It is a familiar message for regular attendees at the TUANZ event (now in its fourth year), but this year the focus of the discussion shifted from why better connectivity is required, to how it will be achieved. At the centre of this is the government’s $300 million Rural Broadband Initiative.
Funded by a mix of taxpayer money and industry levy, the goal is to ensure 5Mbit/s to 97 percent of households and enterprises and 1Mbit/s to the last three percent.
In order to achieve this, 97 percent of schools will be connected to a fibre optic network. Rural schools will become connectivity hubs for wireless networks. The Ministry of Economic Development is running the process and has asked for national proposals by 12 November 2010.
Clearly this puts Telecom in the running – whether in its present form as an operationally separated company, or if it is structurally separated into Chorus2 and ServiceTel. Vodafone too has a shot at participating in a national rural rollout – that is, it could provide the wireless access layer in conjunction with a national fibre provider, such as New Zealand Regional Fibre Group (NZRFG) and/or FX Networks.
Certainly Vodafone – who fielded a strong delegation at the Symposium, led by its CEO Russell Stanners – looks like a serious contender for RBI funding. When Computerworld caught up with Stanners he refused to say who the partner or partners could be, but he says Vodafone is serious about the rural space.
As part of the bid Vodafone will have to guarantee open access to the cell towers it builds as part of the RBI – that means it must provide its wireless competitors access to the towers at the same non-discriminatory pricing. “What the government is demanding in return for rural broadband is to create a form of sharing for fixed and wireless. In a sense they are putting up a model that amends itself to passive tower sharing, which is good.”
He says that co-location on cell towers has been difficult in the past because the Resource Management Act has restricted the height of cell towers and this has made sharing difficult. “Build them high where people can’t usually look at them. Councils want us to hide them, which is more costly and negates the ability to share towers. We’re hopeful that government will allow us to build bigger towers, particularly in rural areas.”
Stanners says if Vodafone is part of a successful RBI proposal, it would be mobile data that farmers would consume. “Farmers will keep their landline for their telephone service and use ours (network) for broadband.”
Vodafone (in a presentation by general manager for wholesale and business development Steve Reiger), along with Araneo Ltd and Farmside were the only broadband providers to present at the Symposium. Chorus had a presence – as sponsors of the dinner entertainment – but no representatives spoke, so Telecom didn’t present a view of how it would participate in rural broadband.
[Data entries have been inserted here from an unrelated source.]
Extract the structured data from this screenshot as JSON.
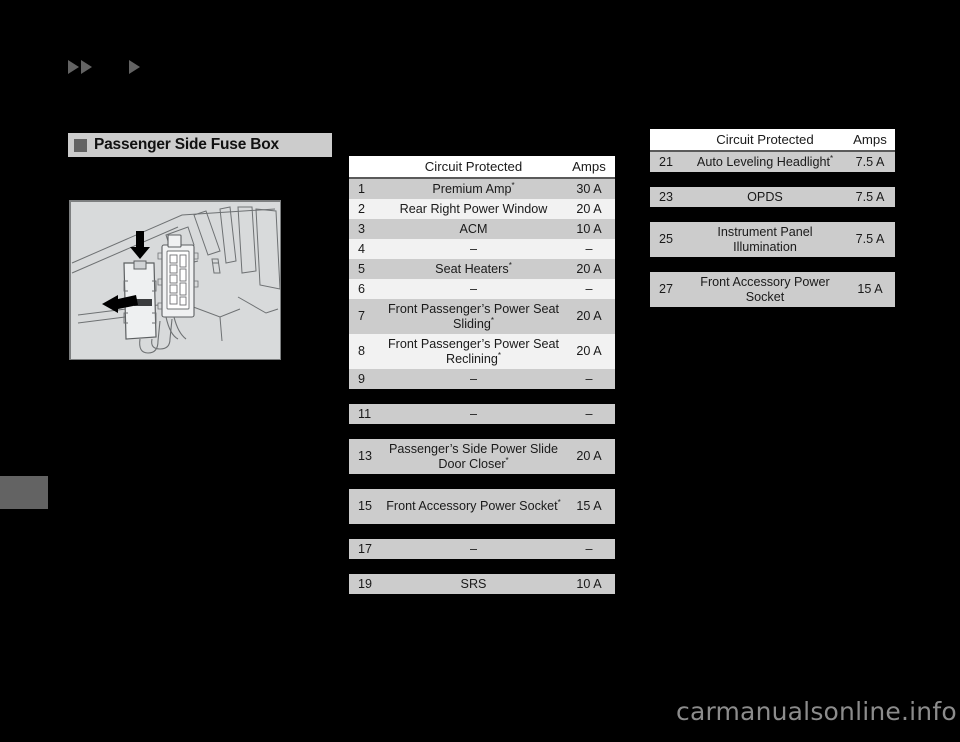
{
  "nav": {
    "back_icon": "double-triangle-right-icon",
    "forward_icon": "triangle-right-icon"
  },
  "section": {
    "bullet_icon": "square-bullet-icon",
    "title": "Passenger Side Fuse Box"
  },
  "figure": {
    "name": "passenger-side-fuse-box-illustration",
    "alt": "Fuse box cover removal illustration with press and pull arrows"
  },
  "table_left": {
    "headers": {
      "number": "",
      "circuit": "Circuit Protected",
      "amps": "Amps"
    },
    "rows": [
      {
        "num": "1",
        "circuit": "Premium Amp",
        "star": "*",
        "amps": "30 A",
        "lines": 1,
        "shade": "grey"
      },
      {
        "num": "2",
        "circuit": "Rear Right Power Window",
        "star": "",
        "amps": "20 A",
        "lines": 1,
        "shade": "white"
      },
      {
        "num": "3",
        "circuit": "ACM",
        "star": "",
        "amps": "10 A",
        "lines": 1,
        "shade": "grey"
      },
      {
        "num": "4",
        "circuit": "–",
        "star": "",
        "amps": "–",
        "lines": 1,
        "shade": "white"
      },
      {
        "num": "5",
        "circuit": "Seat Heaters",
        "star": "*",
        "amps": "20 A",
        "lines": 1,
        "shade": "grey"
      },
      {
        "num": "6",
        "circuit": "–",
        "star": "",
        "amps": "–",
        "lines": 1,
        "shade": "white"
      },
      {
        "num": "7",
        "circuit": "Front Passenger’s Power Seat Sliding",
        "star": "*",
        "amps": "20 A",
        "lines": 2,
        "shade": "grey"
      },
      {
        "num": "8",
        "circuit": "Front Passenger’s Power Seat Reclining",
        "star": "*",
        "amps": "20 A",
        "lines": 2,
        "shade": "white"
      },
      {
        "num": "9",
        "circuit": "–",
        "star": "",
        "amps": "–",
        "lines": 1,
        "shade": "grey"
      },
      {
        "spacer": true
      },
      {
        "num": "11",
        "circuit": "–",
        "star": "",
        "amps": "–",
        "lines": 1,
        "shade": "grey"
      },
      {
        "spacer": true
      },
      {
        "num": "13",
        "circuit": "Passenger’s Side Power Slide Door Closer",
        "star": "*",
        "amps": "20 A",
        "lines": 2,
        "shade": "grey"
      },
      {
        "spacer": true
      },
      {
        "num": "15",
        "circuit": "Front Accessory Power Socket",
        "star": "*",
        "amps": "15 A",
        "lines": 2,
        "shade": "grey"
      },
      {
        "spacer": true
      },
      {
        "num": "17",
        "circuit": "–",
        "star": "",
        "amps": "–",
        "lines": 1,
        "shade": "grey"
      },
      {
        "spacer": true
      },
      {
        "num": "19",
        "circuit": "SRS",
        "star": "",
        "amps": "10 A",
        "lines": 1,
        "shade": "grey"
      }
    ]
  },
  "table_right": {
    "headers": {
      "number": "",
      "circuit": "Circuit Protected",
      "amps": "Amps"
    },
    "rows": [
      {
        "num": "21",
        "circuit": "Auto Leveling Headlight",
        "star": "*",
        "amps": "7.5 A",
        "lines": 1,
        "shade": "grey"
      },
      {
        "spacer": true
      },
      {
        "num": "23",
        "circuit": "OPDS",
        "star": "",
        "amps": "7.5 A",
        "lines": 1,
        "shade": "grey"
      },
      {
        "spacer": true
      },
      {
        "num": "25",
        "circuit": "Instrument Panel Illumination",
        "star": "",
        "amps": "7.5 A",
        "lines": 2,
        "shade": "grey"
      },
      {
        "spacer": true
      },
      {
        "num": "27",
        "circuit": "Front Accessory Power Socket",
        "star": "",
        "amps": "15 A",
        "lines": 2,
        "shade": "grey"
      }
    ]
  },
  "watermark": {
    "text": "carmanualsonline.info"
  },
  "colors": {
    "page_background": "#000000",
    "row_grey": "#cccccc",
    "row_white": "#f2f2f2",
    "header_bar": "#cccccc",
    "accent_grey": "#636363",
    "figure_background": "#d8dadb",
    "watermark": "#8c8c8c"
  }
}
IDC analysts Rosalie Nelson and Rosemary Spragg in their presentation showed that Chorus cabinets would serve those towns that had 500 lines, but which were too small to be included in the Ultra Fast Broadband footprint and too large to be served by the RBI.
Also present at the Symposium was 2degrees founder Tex Edwards, who challenged the ICT Minister Steven Joyce on regulatory policy. The Minister indicated that telecommunications regulation is ongoing and endless.
“I think the general situation with market rules is that it is going to continue to evolve and we can do better and I hope that people have seen that we have done better, move more quickly on one or two matters with mobile phone companies, for example,” Joyce said.
Joyce, who appeared by video link, defended his government’s approach to rural broadband after Federated Farmers spokesperson Donald Aubrey suggested it had “stuffed up”, by not putting the broadband needs of the rural areas before the cities.
“You should have perhaps put rural New Zealand unashamedly first, that you should have concentrated on the last three percent first,” he said.
Joyce pointed out that where the UFB will take 10 years, the RBI is expected to be completed in six.
“Both have the potential to lift the productivity of the country forward and we need to get on the case. We’ve been at the pointy end of discussions and the way its shaping up in the rural space we can still keep the costs down. So I prefer not to call it urban versus rural, I think we’ve just got to get on and get it done,” he said.